Second track “Fear Itself” opens with a nice riff that gives way to another one of those vocals – and there are several on the album – where Nugent sounds a bit like a caricature of himself. Somehow, though, his inherently goofy nature makes it work for him. Like many of the songs on the album, “Fear Itself” expresses a very positive and upbeat message that even his detractors should be able to get behind.
Another one of those moments comes on “Never Stop Believing,” one of a few of the more restrained numbers on the record. It shows some nice riffing, and though Nugent’s vocal isn’t bad, I would like to have heard it with the Derek St. Holmes vocal, as I think it fits him a little better.
Speaking of St. Holmes, he does make an appearance. I have to admit that, in the past, I’ve always preferred the Nugent-sung songs to St. Holmes’ efforts. St. Holmes is, inarguably, the far better singer, but Nugent’s songs were always louder, wilder and crazier.
On this record, though, it’s St. Holmes that provides the highlight on “Everything Matters,” a rhythm and blues-influenced piece. Nugent focuses on delivering some tasty licks, and St. Holmes delivers in a big way on a song that, as Nugent said in a recent interview, seems to be written especially for him. It’s easily one of the highlights of Shut Up & Jam. Together, they just lay back, dial down the attitude and focus on the song.
The other guest shot, from Sammy Hagar on “She’s Gone,” is almost equally entertaining, conjuring up images of some of Nugent’s best work with St. Holmes in the 1970s.
Of course, it being a Nugent album, you’re going to have some crazy, goofy tunes that range from fun to absurd. On the fun end of the spectrum is “I Love My BBQ.” It’s easily one of the silliest pieces on the record, but it has a catchy, cool groove that wins you over and, despite yourself, you end up walking around hours later singing it in your head.
On the other end, you have “Do-Rags and a .45,” which seems designed on the verse to make you think of the classic “Dog Eat Dog,” but lyrically, it’s a little dumb and seems counter to Nugent’s usual message. “Trample the Weak, Hurdle the Dead” also fits into that category with a lot of macho posturing. It doesn’t even benefit from being a musically entertaining song like “Do-Rags and a .45.”
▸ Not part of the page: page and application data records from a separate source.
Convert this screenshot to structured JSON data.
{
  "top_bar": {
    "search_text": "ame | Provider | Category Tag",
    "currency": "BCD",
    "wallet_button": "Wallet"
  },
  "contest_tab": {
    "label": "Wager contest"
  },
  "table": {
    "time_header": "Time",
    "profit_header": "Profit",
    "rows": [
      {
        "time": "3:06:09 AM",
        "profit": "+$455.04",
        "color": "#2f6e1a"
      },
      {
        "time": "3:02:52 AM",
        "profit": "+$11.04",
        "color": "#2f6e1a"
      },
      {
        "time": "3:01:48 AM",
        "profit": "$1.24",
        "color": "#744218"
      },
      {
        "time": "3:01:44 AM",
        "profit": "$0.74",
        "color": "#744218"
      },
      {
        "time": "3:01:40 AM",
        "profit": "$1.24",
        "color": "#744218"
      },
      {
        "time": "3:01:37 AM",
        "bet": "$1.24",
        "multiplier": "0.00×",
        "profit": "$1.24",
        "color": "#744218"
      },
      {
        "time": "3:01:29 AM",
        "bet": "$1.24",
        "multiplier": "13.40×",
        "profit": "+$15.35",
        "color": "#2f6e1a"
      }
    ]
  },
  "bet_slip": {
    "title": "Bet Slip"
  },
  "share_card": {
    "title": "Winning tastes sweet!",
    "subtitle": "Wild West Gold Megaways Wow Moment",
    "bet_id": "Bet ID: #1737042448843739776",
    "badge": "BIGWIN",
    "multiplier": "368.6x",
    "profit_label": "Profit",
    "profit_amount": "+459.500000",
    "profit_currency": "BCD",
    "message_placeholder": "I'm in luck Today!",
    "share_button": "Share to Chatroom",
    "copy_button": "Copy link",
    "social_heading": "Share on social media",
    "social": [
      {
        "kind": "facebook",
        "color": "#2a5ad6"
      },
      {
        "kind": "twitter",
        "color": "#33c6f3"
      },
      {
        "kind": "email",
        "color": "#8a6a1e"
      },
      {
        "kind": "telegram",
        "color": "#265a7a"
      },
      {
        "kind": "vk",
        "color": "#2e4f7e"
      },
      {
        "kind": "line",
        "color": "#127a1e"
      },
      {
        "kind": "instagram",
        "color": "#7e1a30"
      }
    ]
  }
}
One song that surprised me a bit was “Semper Fi.” The title had planted an idea of what might be coming before I heard the song. It turned out to be a pretty nasty, grooving rocker that, despite lacking a little bit of lyrical creativity, is one of the better tunes on Shut Up & Jam.
At the end of the day, this album tells you what you already know about Ted Nugent – he loves America, he loves his barbecue and he loves being the center of attention. While it’s not his strongest outing, it’s a perfect example of what he does. If you’re a fan, you’ll enjoy it. If you’re one of the folks that hates him, well, you’re probably not listening to it anyway.